This fall, my employer sponsored me to attend Pycon Uk in the lovely Cardiff. This was my first experience at a developer conference and it was nothing short of awesome: I met a wonderful community, and left full of energy to try new things at work and personal projects.
While attending, I met Iacopo at a workshop and found out he was one of the organizers of Djangocon Europe for the 2017 edition. Being a fledgling Django developer myself, and totally not influenced by the fact that the conference would be hosted in Florence, I quickly gave him my email address and signed up as a volunteer, joining the organization's slack channel.
When the call for proposal was launched, a similar call for volunteers to help review and categorize the abstracts was also launched, and I got myself involved representing a beginner's point of view. As we're now getting closer and closer to the conference, it was suggested that, as the 'new guy', I wrote a small blog post on the experience.
I'd like to start by saying that, when I committed to review the talks, I was not expecting the sheer volume of proposals that eventually found their way to our inbox (and to be honest, I think nobody did!). This made the selection process all more delicate, and for that reason I'd like to use this blog post to illustrate how we went about choosing the final schedule, as I'm sure it can be interesting. Constructive criticism is very welcome!

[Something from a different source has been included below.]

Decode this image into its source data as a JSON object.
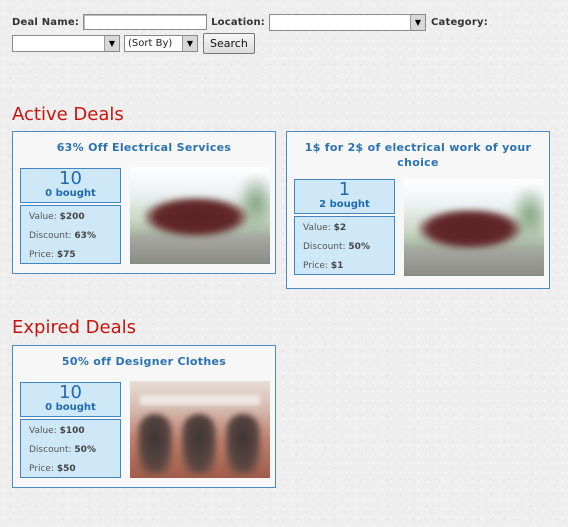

Once drafted in the selection room, we were briefed on the process, and presented with the full list of all submitted proposals. We all read and know the code of conduct, but to eliminate as much bias (implicit or otherwise) as possible and judge all the proposal fairly, the list was stripped of the author's personal information and notes.
A first round of voting had the people of the panel go through the list individually, giving a simple -1, 0 or 1 vote to each proposal. I tried my best to promote submissions that were on topic, had a well-thought abstract, made their aim clear, and seemed to be well-suited for the 30 minutes time slot we had available.
After a few days to go through the submission and score them we had a conference call. We used this time to tally the votes and categorize the proposal in interest areas. This was very useful at later stages when we tried to achieve a balance, between technical and non-technical talk and between different aspects of the Django community.
During this call we also removed a few talks that we considered off-topic and a few talks that might be better suited as workshops. By the authors' request and permission, we also forwarded the proposals to PyCon Otto (and quite a few of them made into the final schedule!), and transferred the workshops to the appropriate selection.
We then proceeded to review and comment the top proposal together, discussing which one might suit the conference better. Looking back at the google sheet document, I count almost 50 proposal scored very high and still in the running at this stage.
A second meeting was scheduled after some more days, where we met to discuss once more the proposal, giving some more though to proposals with lower score that individual reviewer felt were being wrongly overlooked.
We also revealed the author names to make sure we were not scheduling two talks from the same person. The result of this - at times heated! - discussion was the final shortlist. The list of selected speaker was then sent to the DSF Code of Conduct commitee for the final vetting and then everything was ready to make it live!
The final schedule is, I think, a nice overview of Django and its many aspects, with a slight focus on the ORM and on themes pertaining the conference manifesto. BTW, if you haven't read it yet, go and do that!
I already said that we were overwhelmed with the community's response to the call for proposal, and I was not overstating that. We received over 150 proposals, and initially had about 25 slots to fill. This meant discarding 80-85% of the entries...it goes without saying, that was HARD. We ended up squeezing Iacopo and the poor people at Fuzzy Brains dry for a few extra slots, and shortening the lunch break a bit just to fit more speakers (sorry.).
A dense program will mean we'll end up spending a lot of time in the theater rather than playing tourist around the city. There is a fine line to walk between 'too few' and 'too many' talks, but I think this schedule is well worth the sacrifice. Beside, the forecast at the time of writing tell us that it’s going to be a bit rainy anyway